Paul Zaloom's puppets may push your buttonsby Chris Roberts, Minnesota Public Radio
A "Puppet Rampage" has overtaken the Twin Cities this week. Members of Puppeteers of America are holding their national festival in St. Paul and Minneapolis. The keynote puppeteer, if you will, is the Obie Award-winning performance artist Paul Zaloom. Zaloom starred in the cable TV series "Beakman's World" in the 1990s. His latest puppet production, which he's performing at In the Heart of the Beast Theater in Minneapolis, uses an ancient Middle Eastern shadow puppet tradition to lampoon 21st-century America.
Minneapolis — He's revered in the puppetry world, but Paul Zaloom has been feeling a little besieged lately. His show, "The Mother of All Enemies," takes sharp aim at hatred and xenophobia.
"This show's kind of a finger in the eye of whoever's saying that we're no good," he says.
By "we," Zaloom means people like himself and the main character of his show.
"We both identify ourselves as gay/secular humanist/Buddhist/agnostic/free-thinking knuckleheads," he says.
The Puppet Rampage Festival's artistic director, Nancy Smith, says Paul Zaloom's presence as a performer and workshop conductor has made the event a real draw this year. Smith thinks puppeteers are empowered by the bite of Zaloom's "button-pushing" satire.
"Once you do push a button you're forcing somebody to think, to question what they believe in: 'Why do I believe that and why did it push my button?' That puppetry can do that is a very exciting thing," she says.
Zaloom's puppet protagonist is named Karagoz. He's an Arab-immigrant artist who unwittingly becomes the subject of a manhunt wherever he goes. He's pursued by Al Qaeda, Israeli spies, Homeland Security and the Christian ex-gay movement.
Zaloom adapted the character from a figure in Turkish literature with a history dating back to the Ottoman Empire.
"Karagoz is an archetypical bad-boy puppet character in the mode of Punch, Caspar, Petrushka, Mickey Rourke, whatever," he says.
Karagoz is also the name of the centuries-old Greek and Turkish shadow puppet tradition that Zaloom employs in the play. The puppets are cut out of pressed board and mounted on hinged sticks, which he manipulates against a lit screen. He also supplies all the voices.

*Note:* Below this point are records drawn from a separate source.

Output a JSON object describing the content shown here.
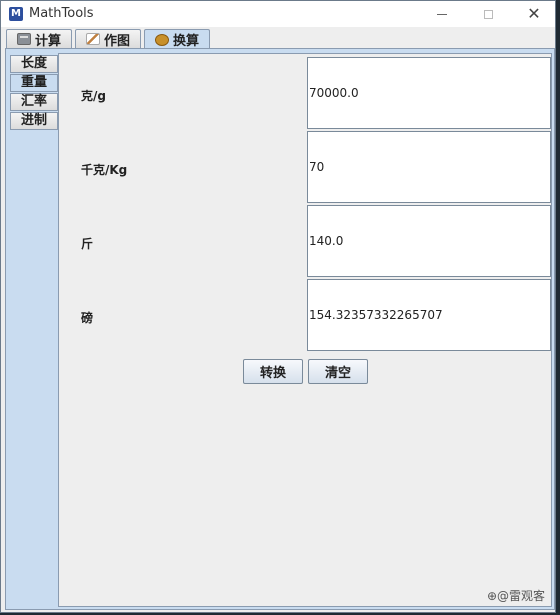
{
  "window": {
    "title": "MathTools",
    "app_icon_letter": "M",
    "close_glyph": "✕"
  },
  "top_tabs": [
    {
      "label": "计算",
      "icon": "calculator-icon",
      "active": false
    },
    {
      "label": "作图",
      "icon": "plot-icon",
      "active": false
    },
    {
      "label": "换算",
      "icon": "convert-icon",
      "active": true
    }
  ],
  "side_tabs": [
    {
      "label": "长度",
      "active": false
    },
    {
      "label": "重量",
      "active": true
    },
    {
      "label": "汇率",
      "active": false
    },
    {
      "label": "进制",
      "active": false
    }
  ],
  "rows": [
    {
      "label": "克/g",
      "value": "70000.0"
    },
    {
      "label": "千克/Kg",
      "value": "70"
    },
    {
      "label": "斤",
      "value": "140.0"
    },
    {
      "label": "磅",
      "value": "154.32357332265707"
    }
  ],
  "buttons": {
    "convert": "转换",
    "clear": "清空"
  },
  "watermark": "⊕@雷观客",
  "colors": {
    "accent": "#c9dcf0",
    "panel_bg": "#eeeeee"
  }
}
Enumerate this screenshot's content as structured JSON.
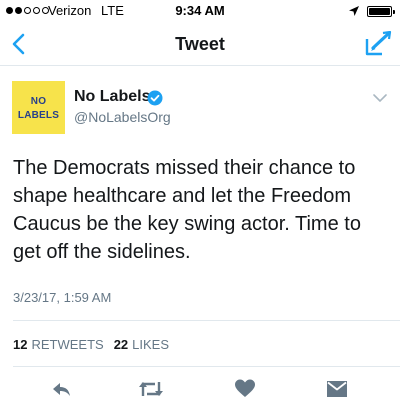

Zaloom is half-Arab. There may be convenient irony in his use of Middle Eastern puppetry techniques to skewer knee-jerk fear in post-9/11 America. But if that's why he chose the form, he's not admitting it.
"I have been wanting to work my way through every puppet tradition that exists in the world and do my own sort of horrible bastardization, mutation, blasphemy, whatever on each one of them," he says.
In the Karagoz tradition, there's another prominent character named Hacivat. He's the companion of Karagoz. In Zaloom's show, Hacivat becomes Henry, Karagoz's boyfriend. When they're sent to jail in Syria because of their sexual orientation, a genie saves them and helps them escape, and the chase begins. While on the lam, the pair runs into an Al Qaeda summer camp.
"Hello Mother, hello Father," sings the Camp Al Qaeda counselor. "We are here at Camp Al Qaeda. Camp is very entertaining. We can't wait to start our terrorist training."
When they flee to Israel, government agents are on their trail. Somehow they make their way to United States--and Texas--where they're accosted by the Minutemen militia group patrolling the borders. They end up serving time at Guantanamo.
"Ohhh," groans Karagoz. "It's been rough in here. Yesterday, they flushed my secular humanist bible down the toilet--'The Best of Mad Magazine.' Oohhh."
Zaloom says Karagoz even meets the Statue of Liberty, but ends up having to run away from her too.
"He goes to an ex-gay-turn-homos-into-heteros-through-the-transforming- power-of-Jesus Christ-our-Lord-and-Savior summer dude ranch," Zaloom says.
"So he has quite an adventure."
"The Mother of All Enemies" is not a family show. There's a lot of blue humor and some people might find Zaloom's satire offensive. But he says that's in keeping with puppetry's traditional role as a thorn in the side of authorities, be they priests, kings, governors or presidents.
"In America we associate puppetry with children," he says. "But it's traditionally been anti-establishment, always been kind of a voice in the wilderness against the status quo."
Zaloom believes people are overwhelmed and frustrated by what's going on the world and he's trying to help them laugh about it. He quotes another one of his so called bad-boy heroes, the 50s-era American comedian Lord Buckley.
"He says it's the duty of the humor of any given nation in a time of high crisis to have people laugh at the things that are killing them, so they don't die before they actually get killed," he says.
Zaloom says he plans to continue performing his shadow puppet play in his home base of Los Angeles and on the road, hoping eventually to bring it to Israel.
- All Things Considered, 07/20/2007, 5:50 p.m.